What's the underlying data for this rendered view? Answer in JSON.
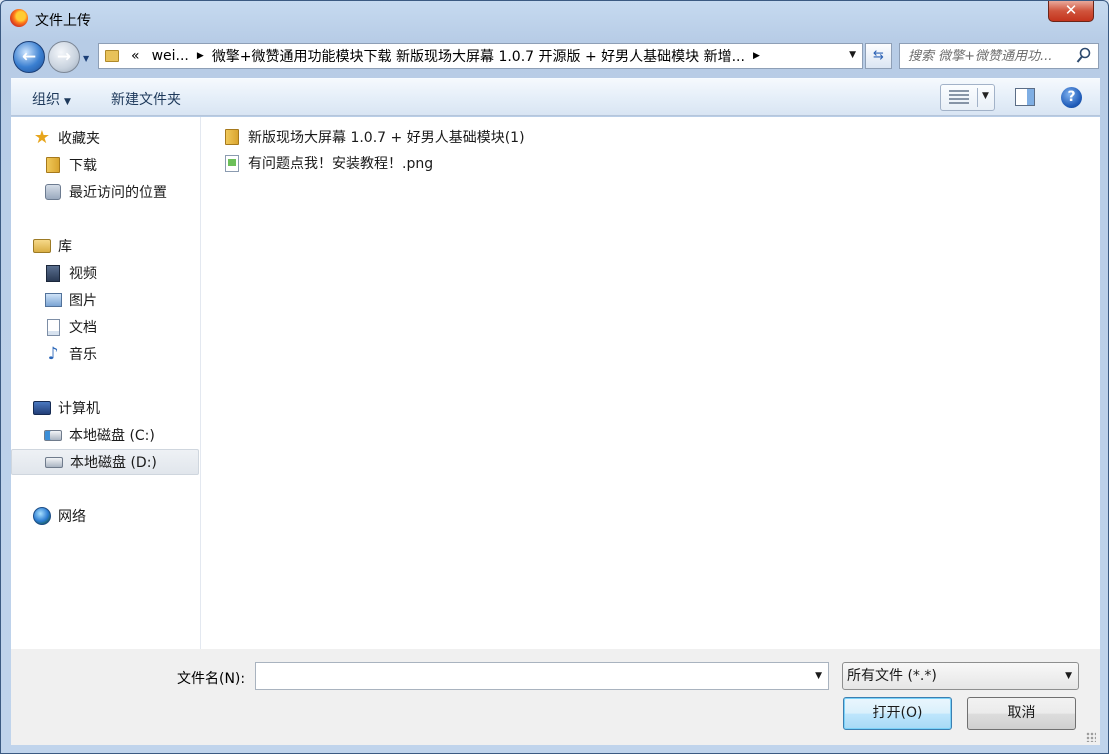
{
  "window": {
    "title": "文件上传",
    "close_label": "✕"
  },
  "nav": {
    "back_icon": "back-arrow-icon",
    "forward_icon": "forward-arrow-icon",
    "address": {
      "overflow": "«",
      "segments": [
        "wei...",
        "微擎+微赞通用功能模块下载 新版现场大屏幕 1.0.7 开源版 + 好男人基础模块 新增..."
      ]
    },
    "search": {
      "placeholder": "搜索 微擎+微赞通用功..."
    }
  },
  "toolbar": {
    "organize_label": "组织",
    "new_folder_label": "新建文件夹"
  },
  "sidebar": {
    "favorites": {
      "label": "收藏夹",
      "items": [
        "下载",
        "最近访问的位置"
      ]
    },
    "libraries": {
      "label": "库",
      "items": [
        "视频",
        "图片",
        "文档",
        "音乐"
      ]
    },
    "computer": {
      "label": "计算机",
      "items": [
        "本地磁盘 (C:)",
        "本地磁盘 (D:)"
      ],
      "selected": "本地磁盘 (D:)"
    },
    "network": {
      "label": "网络"
    }
  },
  "files": [
    {
      "name": "新版现场大屏幕 1.0.7 + 好男人基础模块(1)",
      "type": "folder"
    },
    {
      "name": "有问题点我！安装教程！.png",
      "type": "png"
    }
  ],
  "bottom": {
    "filename_label": "文件名(N):",
    "filename_value": "",
    "filetype_value": "所有文件 (*.*)",
    "open_label": "打开(O)",
    "cancel_label": "取消"
  },
  "colors": {
    "accent": "#3c7fb1",
    "close": "#c4341d",
    "folder": "#e8c25a"
  }
}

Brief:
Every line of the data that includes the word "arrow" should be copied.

Solution below:
    "back_icon": "back-arrow-icon",
    "forward_icon": "forward-arrow-icon",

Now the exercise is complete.